She was charged with Criminal Possession of a Controlled Substance in the Seventh Degree. This is a misdemeanor in New York, punishable by up to one year. Of course, it is the rare defendant who actually is sentenced to this. This will generally happen if a defendant goes to trial on a felony and is convicted of a lesser-included misdemeanor offense. However, most defendants who are charged with CPCS 7 are either sentenced to community service or a very short jail period — depending on their criminal history.
But herein lies the problem with New York’s drug treatment programs. When a defendant is charged with a felony, such as Criminal Possession of a Controlled Substance in the Fifth Degree (500 milligrams or more of pure cocaine) or Criminal Sale of a Controlled Substance in the Third Degree (any amount of narcotics), a defendant is offered a much larger menu of comprehensive drug treatment. The issue is that most of the hardcore addicts are not charged with felonies, because they do not have the resources to either sell drugs or buy enough drugs to get them up to a felony. Thus, if you walk into a Manhattan Criminal Court Arraignment, the worst looking cocaine or heroin addicts — the street buyers — are charged with the misdemeanor of simple possession.

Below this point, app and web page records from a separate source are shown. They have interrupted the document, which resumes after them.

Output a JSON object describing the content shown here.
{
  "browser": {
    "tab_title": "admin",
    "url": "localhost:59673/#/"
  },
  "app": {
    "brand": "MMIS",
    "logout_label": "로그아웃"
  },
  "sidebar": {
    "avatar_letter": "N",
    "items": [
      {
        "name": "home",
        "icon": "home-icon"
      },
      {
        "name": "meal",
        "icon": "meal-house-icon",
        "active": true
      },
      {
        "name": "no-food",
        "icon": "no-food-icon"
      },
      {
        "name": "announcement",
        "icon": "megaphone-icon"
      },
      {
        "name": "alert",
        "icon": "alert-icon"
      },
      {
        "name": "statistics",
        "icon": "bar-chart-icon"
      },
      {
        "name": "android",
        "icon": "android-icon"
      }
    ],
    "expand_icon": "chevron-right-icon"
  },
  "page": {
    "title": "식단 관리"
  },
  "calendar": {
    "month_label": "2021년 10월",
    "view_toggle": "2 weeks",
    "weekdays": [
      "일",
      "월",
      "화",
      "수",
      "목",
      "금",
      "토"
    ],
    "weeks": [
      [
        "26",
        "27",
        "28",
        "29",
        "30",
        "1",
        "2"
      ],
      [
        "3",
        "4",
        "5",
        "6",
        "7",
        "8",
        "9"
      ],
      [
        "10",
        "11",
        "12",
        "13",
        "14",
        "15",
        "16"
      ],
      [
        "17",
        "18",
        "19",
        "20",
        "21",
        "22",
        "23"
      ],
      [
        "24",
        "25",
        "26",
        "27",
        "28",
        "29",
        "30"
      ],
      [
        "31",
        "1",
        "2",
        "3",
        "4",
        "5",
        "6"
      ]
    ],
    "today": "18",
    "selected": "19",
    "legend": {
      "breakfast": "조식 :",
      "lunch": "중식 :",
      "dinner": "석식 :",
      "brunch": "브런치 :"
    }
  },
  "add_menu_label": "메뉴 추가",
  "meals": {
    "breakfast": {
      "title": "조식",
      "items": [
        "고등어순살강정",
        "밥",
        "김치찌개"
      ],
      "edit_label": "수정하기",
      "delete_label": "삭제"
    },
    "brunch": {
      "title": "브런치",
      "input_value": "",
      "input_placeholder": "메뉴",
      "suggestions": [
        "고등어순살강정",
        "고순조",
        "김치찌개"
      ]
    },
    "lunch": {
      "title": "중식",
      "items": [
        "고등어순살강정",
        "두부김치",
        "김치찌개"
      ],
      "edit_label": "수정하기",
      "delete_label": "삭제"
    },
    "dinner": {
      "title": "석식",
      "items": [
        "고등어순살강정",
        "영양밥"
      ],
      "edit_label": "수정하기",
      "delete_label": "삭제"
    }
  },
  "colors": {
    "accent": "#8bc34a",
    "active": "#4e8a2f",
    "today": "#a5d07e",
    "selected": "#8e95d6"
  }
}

What happens when a defendant is charged with a misdemeanor? Either the defendant is given a slap on the wrist or the drug treatment offered is not comprehensive enough. The resources are saved for defendants charged with felonies. On paper and in politics, this makes a lot of sense. But in practice, there are definite inequities that only perpetuate drug addiction.
The defendants with some of the biggest drug problems (imagine someone like Bubbles from The Wire) are not given the opportunity for real life-changing and comprehensive drug treatment, because they are given the fortune of a misdemeanor charge.
But is society really doing anyone a favor? I am not saying that defendants charged with misdemeanors should be charged with felonies. What I am saying is that the opportunities for drug treatment that defendants charged with felonies receive should be given to those defendants charged with misdemeanors.
Felony defendants are given the opportunity for long-term residential drug treatment — the kind of drug treatment that can work. These defendants take part in multi-step programs, from removing the narcotics addition to living independently. Some of these defendants are in these programs for five plus years.
But when you are charged with a misdemeanor, you’ll be lucky if you can get a spot in a residential drug treatment program. You’ll likely get assigned a once a week outpatient program. Is it any wonder that many of these defendants do not succeed?
Although you will read that Tatum O’Neal will likely receive a drug treatment program, it will not do much for fixing her problem. Of course, a person with an addiction has to want to improve. There is no question that a level of individual will is involved. But a person with an addiction must be given the opportunities to make that choice, in a supportive environment. Drug treatment programs for those charged with felonies attempt to equip people with the wherewithal to make that choice. The same cannot be said for those charged with misdemeanors.
O’Neal’s best bet will not be through the state but through private, long-term residential drug treatment. Tatum O’Neal has the resources to fix her life.
But the same cannot be said for the majority of drug addicts, who will cycle through the criminal justice system — untreated — just below the “felony radar.”